Kentucky, officially the Commonwealth of Kentucky is a state located in the east-central United States. It is bordered on the north by Illinois, Indiana, and Ohio; on the south by Tennessee; by West Virginia and Virginia on the east and Missouri borders Kentucky on the west. The geographic center of the state is in Marion County.
The state comprises five geographic regions :
- Bluegrass Region : Lying in the northern central area of Kentucky, the Bluegrass Region is distinguished by rolling meadows and sandstone knobs. The area where these sandstone knobs are found is known as the Knobs Region.
- Cumberland Plateau : Also referred to as the Appalachian Plateau, the Cumberland Plateau extends from New York to Alabama. This region consists of consists of numerous mountains, plateaus, and valleys. The Cumberland and Pine mountain and the highest point in the state, the Black Mountain, is found in this region.
- Western Coal Field : The northwestern part of Kentucky is known as the Western Coal Field.
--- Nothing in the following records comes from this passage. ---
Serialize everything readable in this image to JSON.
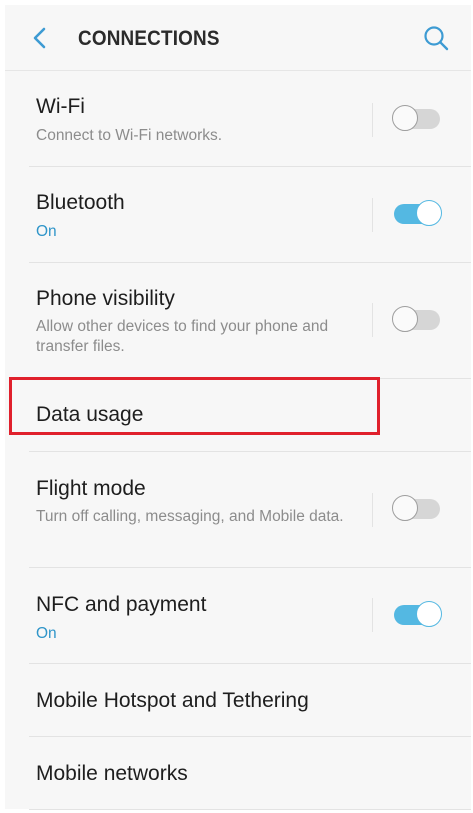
{
  "header": {
    "title": "CONNECTIONS",
    "back_icon": "chevron-left-icon",
    "search_icon": "search-icon"
  },
  "colors": {
    "accent": "#3d9bd3",
    "toggle_on": "#54b8e2",
    "highlight": "#e0202c"
  },
  "items": [
    {
      "title": "Wi-Fi",
      "subtitle": "Connect to Wi-Fi networks.",
      "toggle": "off"
    },
    {
      "title": "Bluetooth",
      "subtitle": "On",
      "toggle": "on"
    },
    {
      "title": "Phone visibility",
      "subtitle": "Allow other devices to find your phone and transfer files.",
      "toggle": "off"
    },
    {
      "title": "Data usage"
    },
    {
      "title": "Flight mode",
      "subtitle": "Turn off calling, messaging, and Mobile data.",
      "toggle": "off"
    },
    {
      "title": "NFC and payment",
      "subtitle": "On",
      "toggle": "on"
    },
    {
      "title": "Mobile Hotspot and Tethering"
    },
    {
      "title": "Mobile networks"
    }
  ]
}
The area is part of the Illinois Basin and consists of a number of hills. The region is bordered by the Ohio River on the north, and the Pennyroyal region on the east, west, and south. It is given the name because of its large coal deposits.
- Pennyroyal Region: Also called Pennyrile, the Pennyroyal Region stretches along the southern border of Kentucky to Kentucky Lake. The central region of the Pennyroyal is a treeless area known as “The Barrens.” The southern portion comprises flat lands with rolling hills and the northern section is composed of rocky ridges that consists of underground caves and tunnels. Mammoth Cave is situated in the Pennyroyal region.
- Jackson Purchase Region : The region in the far western tip of Kentucky that starts at the Gulf of Mexico and extends north to Illinois is called the Jackson Purchase Region. The region is bordered by Kentucky Lake on the east, Ohio River on the north and by the Mississippi River on the west. Flood plains with low hills characterize this region.
Geographical Facts About Kentucky
Climate of Kentucky
Kentucky has a moderate climate with warm summers and cool winters. The highest temperature recorded in Kentucky is 46°C ; it was registered on July 28, 1930 at Greensburg. The lowest temperature in the state was recorded -37°C, on January 19, 1994 at Shelbyville. The average precipitation in Kentucky is 1,200 mm annually. The state is prone to storms that occur throughout the year.
Mountains of Kentucky
There are 1,215 mountain peaks in Kentucky. Black Mountain is the highest mountain peak in the state with a summit elevation of 1,263 meters.
The other major mountain ranges in the state include:
Kentucky has numerous water bodies. In fact, it is the only state in the United States that is bordered on three sides by rivers: the Mississippi River on the west, the Big Sandy River and Tug Fork on the east and the Ohio River on the north.
The major rivers in the state include:
Lakes in Kentucky
There are three major lakes and a large number of artificial lakes in Kentucky. It has the largest artificial lake east of the Mississippi: the Cumberland Lake.
The major lakes in the state are: